■ **WHAT IS EXPECTED**
Copy each line that includes the string "text" from the material into your answer.

::::::::

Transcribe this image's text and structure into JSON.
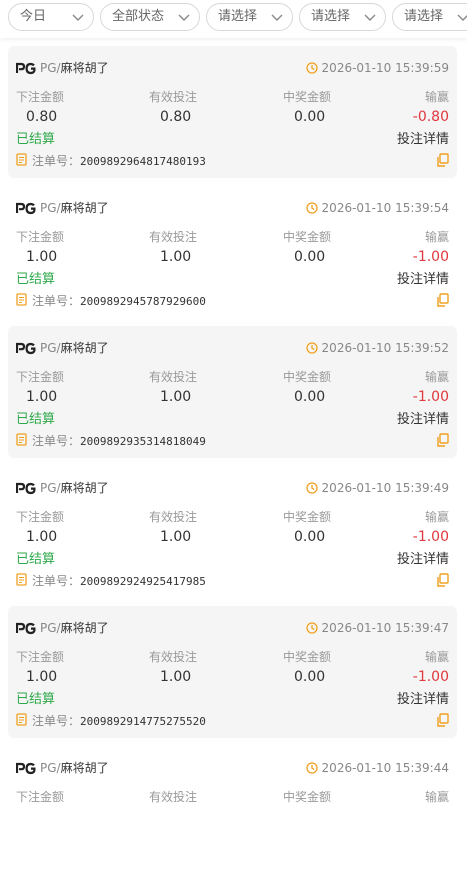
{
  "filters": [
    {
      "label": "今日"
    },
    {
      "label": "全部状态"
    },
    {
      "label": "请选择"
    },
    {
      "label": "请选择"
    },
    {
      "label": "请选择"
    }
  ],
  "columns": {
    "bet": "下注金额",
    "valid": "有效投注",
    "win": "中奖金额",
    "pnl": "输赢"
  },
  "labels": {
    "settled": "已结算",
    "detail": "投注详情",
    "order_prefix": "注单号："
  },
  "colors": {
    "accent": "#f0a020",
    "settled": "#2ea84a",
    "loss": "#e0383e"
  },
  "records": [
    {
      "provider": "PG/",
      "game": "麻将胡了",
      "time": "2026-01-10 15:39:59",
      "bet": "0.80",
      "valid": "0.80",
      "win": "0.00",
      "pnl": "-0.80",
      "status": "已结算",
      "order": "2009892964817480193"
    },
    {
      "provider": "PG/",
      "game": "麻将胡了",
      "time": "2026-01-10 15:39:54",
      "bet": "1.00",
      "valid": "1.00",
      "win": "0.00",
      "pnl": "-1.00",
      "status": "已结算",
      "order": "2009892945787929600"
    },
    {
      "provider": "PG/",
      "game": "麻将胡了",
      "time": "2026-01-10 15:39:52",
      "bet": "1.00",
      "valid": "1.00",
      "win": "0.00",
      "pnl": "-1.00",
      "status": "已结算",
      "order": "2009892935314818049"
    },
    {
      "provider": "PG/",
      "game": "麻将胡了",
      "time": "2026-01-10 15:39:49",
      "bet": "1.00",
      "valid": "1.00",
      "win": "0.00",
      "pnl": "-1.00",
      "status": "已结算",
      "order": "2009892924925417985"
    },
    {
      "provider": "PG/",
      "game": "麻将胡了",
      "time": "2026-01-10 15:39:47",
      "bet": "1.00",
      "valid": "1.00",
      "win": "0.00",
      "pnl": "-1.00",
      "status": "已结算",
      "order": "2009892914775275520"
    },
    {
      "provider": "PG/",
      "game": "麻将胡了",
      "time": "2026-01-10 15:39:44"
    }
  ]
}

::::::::

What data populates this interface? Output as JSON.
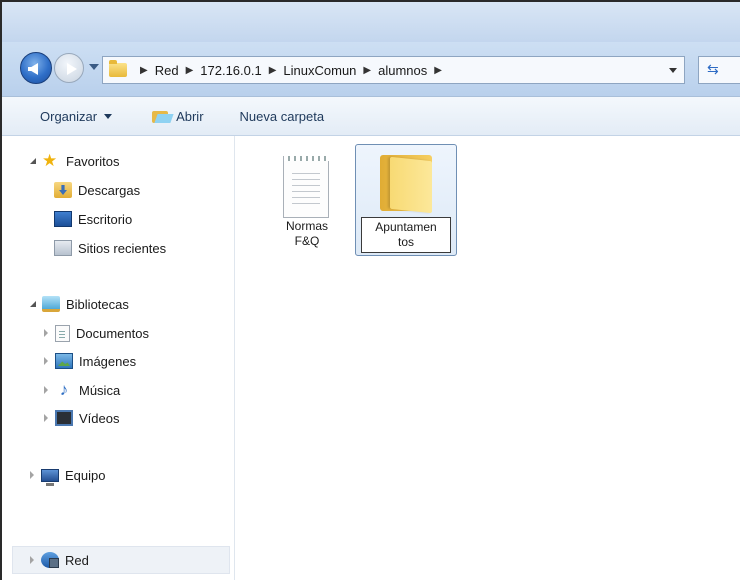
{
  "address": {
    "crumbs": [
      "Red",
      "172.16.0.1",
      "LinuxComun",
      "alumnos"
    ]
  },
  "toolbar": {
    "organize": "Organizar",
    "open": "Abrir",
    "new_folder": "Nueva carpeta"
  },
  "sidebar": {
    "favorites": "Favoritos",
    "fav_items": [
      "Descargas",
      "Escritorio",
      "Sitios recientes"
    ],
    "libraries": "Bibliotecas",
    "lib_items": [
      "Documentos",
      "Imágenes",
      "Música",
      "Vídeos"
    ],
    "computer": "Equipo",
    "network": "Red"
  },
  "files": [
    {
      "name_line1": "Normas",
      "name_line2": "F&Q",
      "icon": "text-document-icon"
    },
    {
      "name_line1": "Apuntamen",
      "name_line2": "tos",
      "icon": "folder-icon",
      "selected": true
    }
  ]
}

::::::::

■ **OUTPUT BELOW**
Transcribe this image's text and structure into JSON.
      "icon": "text-document-icon"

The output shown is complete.